◆ **TASK INSTRUCTIONS**: Copy each line below that contains "small".

*** MATERIAL PROVIDED ***

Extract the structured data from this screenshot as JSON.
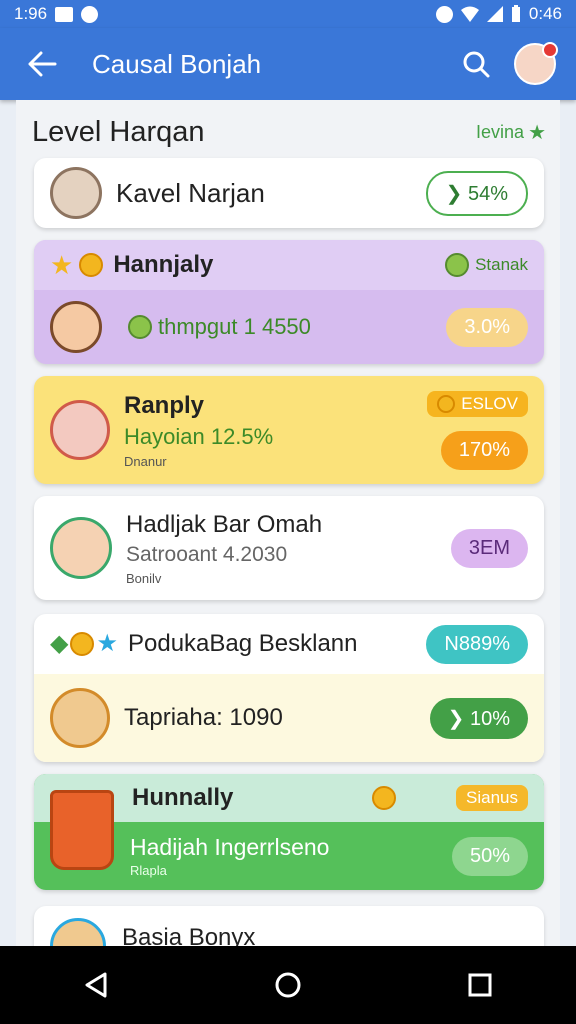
{
  "status": {
    "time_left": "1:96",
    "time_right": "0:46"
  },
  "app_bar": {
    "title": "Causal Bonjah"
  },
  "header": {
    "title": "Level Harqan",
    "link": "Ievina"
  },
  "cards": [
    {
      "name": "Kavel Narjan",
      "badge": "54%"
    },
    {
      "name": "Hannjaly",
      "tag": "Stanak",
      "value": "thmpgut 1 4550",
      "badge": "3.0%"
    },
    {
      "name": "Ranply",
      "tag": "ESLOV",
      "value": "Hayoian 12.5%",
      "small": "Dnanur",
      "badge": "170%"
    },
    {
      "name": "Hadljak Bar Omah",
      "value": "Satrooant 4.2030",
      "small": "Bonilv",
      "badge": "3EM"
    },
    {
      "name": "PodukaBag Besklann",
      "badge": "N889%",
      "sub_name": "Tapriaha: 1090",
      "sub_badge": "10%"
    },
    {
      "name": "Hunnally",
      "tag": "Sianus",
      "value": "Hadijah Ingerrlseno",
      "small": "Rlapla",
      "badge": "50%"
    },
    {
      "name": "Basia Bonyx"
    }
  ],
  "colors": {
    "primary": "#3a77d8",
    "purple": "#d6bcef",
    "yellow": "#fbe27a",
    "green": "#55c05a",
    "mint": "#c9ebd9"
  }
}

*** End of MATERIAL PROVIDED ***

◆ **WRITTEN RESPONSE**:
      "small": "Dnanur",
      "small": "Bonilv",
      "small": "Rlapla",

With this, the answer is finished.